A cookie is a small text file written to a user’s hard drive that contains an identifying user number. The cookies do not contain any personal information about users. We use the cookie so users do not have to log in every time they use the service and the cookie will automatically expire if you do not visit the Mondaq website (or its affiliate sites) for 12 months. We also use the cookie to personalise a user's experience of the site (for example to show information specific to a user's region). As the Mondaq sites are fully personalised and cookies are essential to its core technology the site will function unpredictably with browsers that do not support cookies - or where cookies are disabled (in these circumstances we advise you to attempt to locate the information you require elsewhere on the web). However if you are concerned about the presence of a Mondaq cookie on your machine you can also choose to expire the cookie immediately (remove it) by selecting the 'Log Off' menu option as the last thing you do when you use the site.

Some of our business partners may use cookies on our site (for example, advertisers). However, we have no access to or control over these cookies and we are not aware of any at present that do so.

Log Files

We use IP addresses to analyse trends, administer the site, track movement, and gather broad demographic information for aggregate use. IP addresses are not linked to personally identifiable information.

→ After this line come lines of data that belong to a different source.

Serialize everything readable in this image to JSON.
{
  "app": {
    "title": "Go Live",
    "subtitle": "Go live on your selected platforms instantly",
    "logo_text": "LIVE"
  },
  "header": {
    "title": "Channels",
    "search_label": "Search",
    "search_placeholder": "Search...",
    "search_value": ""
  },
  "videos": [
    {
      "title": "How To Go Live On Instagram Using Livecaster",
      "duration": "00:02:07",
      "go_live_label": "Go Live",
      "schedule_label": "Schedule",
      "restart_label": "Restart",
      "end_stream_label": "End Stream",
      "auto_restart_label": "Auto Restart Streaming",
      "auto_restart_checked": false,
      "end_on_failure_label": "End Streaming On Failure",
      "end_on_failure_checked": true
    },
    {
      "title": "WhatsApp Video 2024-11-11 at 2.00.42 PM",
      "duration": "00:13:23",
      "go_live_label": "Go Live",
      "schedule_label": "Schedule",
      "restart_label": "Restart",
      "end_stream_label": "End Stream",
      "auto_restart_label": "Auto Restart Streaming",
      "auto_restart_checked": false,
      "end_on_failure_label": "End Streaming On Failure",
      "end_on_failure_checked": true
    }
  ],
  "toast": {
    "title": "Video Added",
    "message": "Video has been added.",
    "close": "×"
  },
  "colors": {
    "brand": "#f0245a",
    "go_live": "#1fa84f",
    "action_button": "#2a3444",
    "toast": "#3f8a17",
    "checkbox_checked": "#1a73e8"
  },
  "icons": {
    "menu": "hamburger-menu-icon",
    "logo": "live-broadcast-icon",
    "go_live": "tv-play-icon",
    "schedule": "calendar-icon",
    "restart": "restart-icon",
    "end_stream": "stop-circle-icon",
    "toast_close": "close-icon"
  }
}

This web site contains links to other sites. Please be aware that Mondaq (or its affiliate sites) are not responsible for the privacy practices of such other sites. We encourage our users to be aware when they leave our site and to read the privacy statements of these third party sites. This privacy statement applies solely to information collected by this Web site.

Surveys & Contests

From time-to-time our site requests information from users via surveys or contests. Participation in these surveys or contests is completely voluntary and the user therefore has a choice whether or not to disclose any information requested. Information requested may include contact information (such as name and delivery address), and demographic information (such as postcode, age level). Contact information will be used to notify the winners and award prizes. Survey information will be used for purposes of monitoring or improving the functionality of the site.


If a user elects to use our referral service for informing a friend about our site, we ask them for the friend’s name and email address. Mondaq stores this information and may contact the friend to invite them to register with Mondaq, but they will not be contacted more than once. The friend may contact Mondaq to request the removal of this information from our database.


This website takes every reasonable precaution to protect our users’ information. When users submit sensitive information via the website, your information is protected using firewalls and other security technology. If you have any questions about the security at our website, you can send an email to

Correcting/Updating Personal Information

If a user’s personally identifiable information changes (such as postcode), or if a user no longer desires our service, we will endeavour to provide a way to correct, update or remove that user’s personal data provided to us. This can usually be done at the “Your Profile” page or by sending an email to

Notification of Changes

If we decide to change our Terms & Conditions or Privacy Policy, we will post those changes on our site so our users are always aware of what information we collect, how we use it, and under what circumstances, if any, we disclose it. If at any point we decide to use personally identifiable information in a manner different from that stated at the time it was collected, we will notify users by way of an email. Users will have a choice as to whether or not we use their information in this different manner. We will use information in accordance with the privacy policy under which the information was collected.

How to contact Mondaq

You can contact us with comments or queries at

If for some reason you believe Mondaq Ltd. has not adhered to these principles, please notify us by e-mail at and we will use commercially reasonable efforts to determine and correct the problem promptly.